The movements of the Russian and French armies during the campaign from Moscow back to the Niemen were like those in a game of Russian blindman's bluff, in which two players are blindfolded and one of them occasionally rings a little bell to inform the catcher of his whereabouts. First he rings his bell fearlessly, but when he gets into a tight place he runs away as quietly as he can, and often thinking to escape runs straight into his opponent's arms.
At first while they were still moving along the Kaluga road, Napoleon's armies made their presence known, but later when they reached the Smolensk road they ran holding the clapper of their bell tight--and often thinking they were escaping ran right into the Russians.
Owing to the rapidity of the French flight and the Russian pursuit and the consequent exhaustion of the horses, the chief means of approximately ascertaining the enemy's position--by cavalry scouting--was not available. Besides, as a result of the frequent and rapid change of position by each army, even what information was obtained could not be delivered in time. If news was received one day that the enemy had been in a certain position the day before, by the third day when something could have been done, that army was already two days' march farther on and in quite another position.
One army fled and the other pursued. Beyond Smolensk there were several different roads available for the French, and one would have thought that during their stay of four days they might have learned where the enemy was, might have arranged some more advantageous plan and undertaken something new. But after a four days' halt the mob, with no maneuvers or plans, again began running along the beaten track, neither to the right nor to the left but along the old--the worst--road, through Krasnoe and Orsha.
Expecting the enemy from behind and not in front, the French separated in their flight and spread out over a distance of twenty-four hours. In front of them all fled the Emperor, then the kings, then the dukes. The Russian army, expecting Napoleon to take the road to the right beyond the Dnieper--which was the only reasonable thing for him to do--themselves turned to the right and came out onto the highroad at Krasnoe. And here as in a game of blindman's buff the French ran into our vanguard. Seeing their enemy unexpectedly the French fell into confusion and stopped short from the sudden fright, but then they resumed their flight, abandoning their comrades who were farther behind. Then for three days separate portions of the French army--first Murat's (the vice-king's), then Davout's, and then Ney's--ran, as it were, the gauntlet of the Russian army. They abandoned one another, abandoned all their heavy baggage, their artillery, and half their men, and fled, getting past the Russians by night by making semicircles to the right.

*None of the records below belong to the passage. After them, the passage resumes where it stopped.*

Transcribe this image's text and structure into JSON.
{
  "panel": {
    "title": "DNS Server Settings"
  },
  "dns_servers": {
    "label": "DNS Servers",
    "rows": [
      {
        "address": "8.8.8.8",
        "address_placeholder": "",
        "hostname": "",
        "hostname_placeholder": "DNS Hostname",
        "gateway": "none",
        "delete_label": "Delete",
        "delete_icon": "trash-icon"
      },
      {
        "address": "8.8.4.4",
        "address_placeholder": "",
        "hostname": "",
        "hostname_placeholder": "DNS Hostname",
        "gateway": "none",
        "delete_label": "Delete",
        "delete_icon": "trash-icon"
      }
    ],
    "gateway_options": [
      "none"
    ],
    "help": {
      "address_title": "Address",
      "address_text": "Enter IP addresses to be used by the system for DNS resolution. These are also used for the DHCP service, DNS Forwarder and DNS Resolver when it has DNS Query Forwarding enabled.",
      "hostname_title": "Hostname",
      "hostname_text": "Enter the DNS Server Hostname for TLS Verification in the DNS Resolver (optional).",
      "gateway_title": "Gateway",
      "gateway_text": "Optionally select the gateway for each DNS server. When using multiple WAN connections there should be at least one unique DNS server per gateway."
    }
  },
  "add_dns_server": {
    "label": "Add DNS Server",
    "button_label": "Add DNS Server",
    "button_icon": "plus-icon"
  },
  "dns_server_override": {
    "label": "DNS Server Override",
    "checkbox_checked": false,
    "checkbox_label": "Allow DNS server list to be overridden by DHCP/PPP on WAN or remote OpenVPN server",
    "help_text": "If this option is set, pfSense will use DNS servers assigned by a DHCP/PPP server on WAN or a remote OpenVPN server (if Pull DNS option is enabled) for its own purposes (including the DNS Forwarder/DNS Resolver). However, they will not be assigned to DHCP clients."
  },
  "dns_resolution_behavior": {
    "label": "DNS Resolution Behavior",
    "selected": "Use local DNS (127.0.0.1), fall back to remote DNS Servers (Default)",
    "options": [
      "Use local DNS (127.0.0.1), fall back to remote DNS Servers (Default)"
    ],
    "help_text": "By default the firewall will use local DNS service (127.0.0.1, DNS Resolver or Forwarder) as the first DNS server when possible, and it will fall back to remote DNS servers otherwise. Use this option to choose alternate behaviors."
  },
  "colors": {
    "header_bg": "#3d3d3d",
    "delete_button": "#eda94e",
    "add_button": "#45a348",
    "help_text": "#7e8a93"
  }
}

Ney, who came last, had been busying himself blowing up the walls of Smolensk which were in nobody's way, because despite the unfortunate plight of the French or because of it, they wished to punish the floor against which they had hurt themselves. Ney, who had had a corps of ten thousand men, reached Napoleon at Orsha with only one thousand men left, having abandoned all the rest and all his cannon, and having crossed the Dnieper at night by stealth at a wooded spot.
From Orsha they fled farther along the road to Vilna, still playing at blindman's buff with the pursuing army. At the Berezina they again became disorganized, many were drowned and many surrendered, but those who got across the river fled farther. Their supreme chief donned a fur coat and, having seated himself in a sleigh, galloped on alone, abandoning his companions. The others who could do so drove away too, leaving those who could not to surrender or die.